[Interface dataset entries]
----------

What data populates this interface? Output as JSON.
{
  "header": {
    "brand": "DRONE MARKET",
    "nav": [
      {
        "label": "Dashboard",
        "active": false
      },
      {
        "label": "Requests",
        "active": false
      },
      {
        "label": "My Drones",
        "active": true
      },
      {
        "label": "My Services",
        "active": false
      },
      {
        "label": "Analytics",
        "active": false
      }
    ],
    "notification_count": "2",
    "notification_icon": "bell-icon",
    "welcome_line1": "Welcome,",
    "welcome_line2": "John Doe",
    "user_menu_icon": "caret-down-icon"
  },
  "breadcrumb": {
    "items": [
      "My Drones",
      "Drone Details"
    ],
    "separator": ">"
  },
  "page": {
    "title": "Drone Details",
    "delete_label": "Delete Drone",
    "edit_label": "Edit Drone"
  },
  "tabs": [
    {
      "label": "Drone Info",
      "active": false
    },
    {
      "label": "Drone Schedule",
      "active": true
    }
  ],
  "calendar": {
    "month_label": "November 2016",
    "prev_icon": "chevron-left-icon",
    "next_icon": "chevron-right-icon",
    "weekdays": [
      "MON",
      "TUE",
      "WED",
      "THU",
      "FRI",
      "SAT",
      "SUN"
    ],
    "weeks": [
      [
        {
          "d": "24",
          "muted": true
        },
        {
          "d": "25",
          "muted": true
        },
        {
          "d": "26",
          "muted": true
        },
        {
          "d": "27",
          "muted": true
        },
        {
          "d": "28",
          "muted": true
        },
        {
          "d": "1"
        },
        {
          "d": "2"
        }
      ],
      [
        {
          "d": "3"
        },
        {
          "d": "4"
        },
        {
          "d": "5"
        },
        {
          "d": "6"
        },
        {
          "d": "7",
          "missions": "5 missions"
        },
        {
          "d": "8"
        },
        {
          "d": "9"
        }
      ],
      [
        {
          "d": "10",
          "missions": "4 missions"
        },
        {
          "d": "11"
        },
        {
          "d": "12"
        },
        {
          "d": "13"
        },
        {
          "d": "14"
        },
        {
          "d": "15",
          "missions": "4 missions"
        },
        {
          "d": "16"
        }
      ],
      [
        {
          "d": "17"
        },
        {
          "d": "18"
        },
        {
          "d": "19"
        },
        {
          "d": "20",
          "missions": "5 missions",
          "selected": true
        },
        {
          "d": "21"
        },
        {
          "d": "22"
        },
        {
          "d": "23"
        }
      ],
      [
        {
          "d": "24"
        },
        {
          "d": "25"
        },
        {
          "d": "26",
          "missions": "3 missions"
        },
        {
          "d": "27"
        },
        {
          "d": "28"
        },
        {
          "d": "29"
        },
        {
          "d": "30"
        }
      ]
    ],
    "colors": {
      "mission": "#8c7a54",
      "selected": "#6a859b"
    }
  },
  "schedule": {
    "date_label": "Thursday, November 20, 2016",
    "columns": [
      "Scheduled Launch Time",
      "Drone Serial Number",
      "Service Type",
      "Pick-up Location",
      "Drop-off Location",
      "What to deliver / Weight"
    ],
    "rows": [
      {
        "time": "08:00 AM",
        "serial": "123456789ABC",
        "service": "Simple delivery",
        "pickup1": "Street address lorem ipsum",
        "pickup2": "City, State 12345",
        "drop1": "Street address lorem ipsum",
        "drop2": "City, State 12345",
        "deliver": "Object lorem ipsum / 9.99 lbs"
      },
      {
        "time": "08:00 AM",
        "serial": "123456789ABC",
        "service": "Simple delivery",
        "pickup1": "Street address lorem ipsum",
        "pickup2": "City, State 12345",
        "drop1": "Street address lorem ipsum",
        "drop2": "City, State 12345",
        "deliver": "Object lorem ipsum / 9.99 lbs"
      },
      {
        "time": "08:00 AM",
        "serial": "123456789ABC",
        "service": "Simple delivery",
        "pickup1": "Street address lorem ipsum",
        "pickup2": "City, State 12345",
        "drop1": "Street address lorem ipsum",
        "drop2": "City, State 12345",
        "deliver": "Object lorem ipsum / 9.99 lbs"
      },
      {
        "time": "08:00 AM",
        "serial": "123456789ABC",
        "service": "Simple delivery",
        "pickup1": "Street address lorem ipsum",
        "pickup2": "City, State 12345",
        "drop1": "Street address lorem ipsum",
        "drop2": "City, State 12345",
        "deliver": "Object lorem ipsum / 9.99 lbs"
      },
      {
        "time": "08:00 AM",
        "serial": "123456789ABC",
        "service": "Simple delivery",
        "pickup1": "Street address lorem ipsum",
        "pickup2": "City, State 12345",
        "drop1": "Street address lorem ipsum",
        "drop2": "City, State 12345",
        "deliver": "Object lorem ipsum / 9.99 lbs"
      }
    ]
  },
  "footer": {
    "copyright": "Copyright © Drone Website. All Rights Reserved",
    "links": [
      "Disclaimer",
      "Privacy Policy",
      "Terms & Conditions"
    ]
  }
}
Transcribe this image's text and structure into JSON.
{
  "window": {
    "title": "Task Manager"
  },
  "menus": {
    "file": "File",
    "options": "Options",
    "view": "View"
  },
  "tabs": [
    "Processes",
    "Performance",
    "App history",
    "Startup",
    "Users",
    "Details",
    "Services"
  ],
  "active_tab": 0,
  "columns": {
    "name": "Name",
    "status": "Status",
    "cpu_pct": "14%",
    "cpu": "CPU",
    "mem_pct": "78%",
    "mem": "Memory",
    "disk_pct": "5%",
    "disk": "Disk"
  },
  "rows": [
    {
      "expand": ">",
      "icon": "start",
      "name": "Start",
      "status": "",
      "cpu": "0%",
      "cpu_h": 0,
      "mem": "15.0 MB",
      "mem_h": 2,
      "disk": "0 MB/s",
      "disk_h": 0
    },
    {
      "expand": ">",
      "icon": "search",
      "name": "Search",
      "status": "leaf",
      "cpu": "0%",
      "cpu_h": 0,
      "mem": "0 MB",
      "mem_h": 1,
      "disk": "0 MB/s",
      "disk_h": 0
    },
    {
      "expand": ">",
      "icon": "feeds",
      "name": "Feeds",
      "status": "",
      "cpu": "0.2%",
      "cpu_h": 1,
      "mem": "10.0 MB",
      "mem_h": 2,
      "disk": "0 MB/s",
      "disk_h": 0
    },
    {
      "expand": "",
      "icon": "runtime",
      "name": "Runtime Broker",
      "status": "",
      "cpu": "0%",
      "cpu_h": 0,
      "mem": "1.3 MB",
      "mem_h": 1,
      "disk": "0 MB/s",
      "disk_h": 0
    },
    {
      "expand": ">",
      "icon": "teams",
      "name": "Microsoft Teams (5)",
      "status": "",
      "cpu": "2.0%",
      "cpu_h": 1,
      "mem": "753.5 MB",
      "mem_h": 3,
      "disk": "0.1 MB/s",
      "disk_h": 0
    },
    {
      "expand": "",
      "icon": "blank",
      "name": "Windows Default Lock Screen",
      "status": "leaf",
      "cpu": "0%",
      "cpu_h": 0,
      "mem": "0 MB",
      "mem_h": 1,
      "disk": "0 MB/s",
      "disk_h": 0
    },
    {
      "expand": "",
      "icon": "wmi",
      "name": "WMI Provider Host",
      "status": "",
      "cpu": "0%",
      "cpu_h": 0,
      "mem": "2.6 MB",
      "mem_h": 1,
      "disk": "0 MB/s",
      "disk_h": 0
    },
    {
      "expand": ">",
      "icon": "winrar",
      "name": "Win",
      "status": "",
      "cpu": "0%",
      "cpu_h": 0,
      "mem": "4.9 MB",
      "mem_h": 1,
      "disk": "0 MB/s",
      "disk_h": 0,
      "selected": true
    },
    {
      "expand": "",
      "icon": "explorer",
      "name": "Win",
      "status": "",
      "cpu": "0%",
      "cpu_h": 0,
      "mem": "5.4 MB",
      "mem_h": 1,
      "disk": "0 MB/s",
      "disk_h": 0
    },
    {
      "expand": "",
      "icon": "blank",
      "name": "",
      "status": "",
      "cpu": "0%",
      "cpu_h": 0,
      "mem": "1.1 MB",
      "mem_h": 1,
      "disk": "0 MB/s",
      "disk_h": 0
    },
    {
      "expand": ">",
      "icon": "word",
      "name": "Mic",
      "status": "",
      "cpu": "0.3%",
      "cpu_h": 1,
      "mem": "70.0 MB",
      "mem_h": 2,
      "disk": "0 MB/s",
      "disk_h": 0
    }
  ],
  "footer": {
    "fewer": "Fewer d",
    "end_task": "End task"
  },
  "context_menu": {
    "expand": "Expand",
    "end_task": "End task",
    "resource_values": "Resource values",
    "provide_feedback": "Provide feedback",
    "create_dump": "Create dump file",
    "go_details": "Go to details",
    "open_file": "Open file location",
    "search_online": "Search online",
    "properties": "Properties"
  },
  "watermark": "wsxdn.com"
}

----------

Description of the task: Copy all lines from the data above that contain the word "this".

Problem solution:
What data populates this interface? Output as JSON.
Transcribe this image's text and structure into JSON.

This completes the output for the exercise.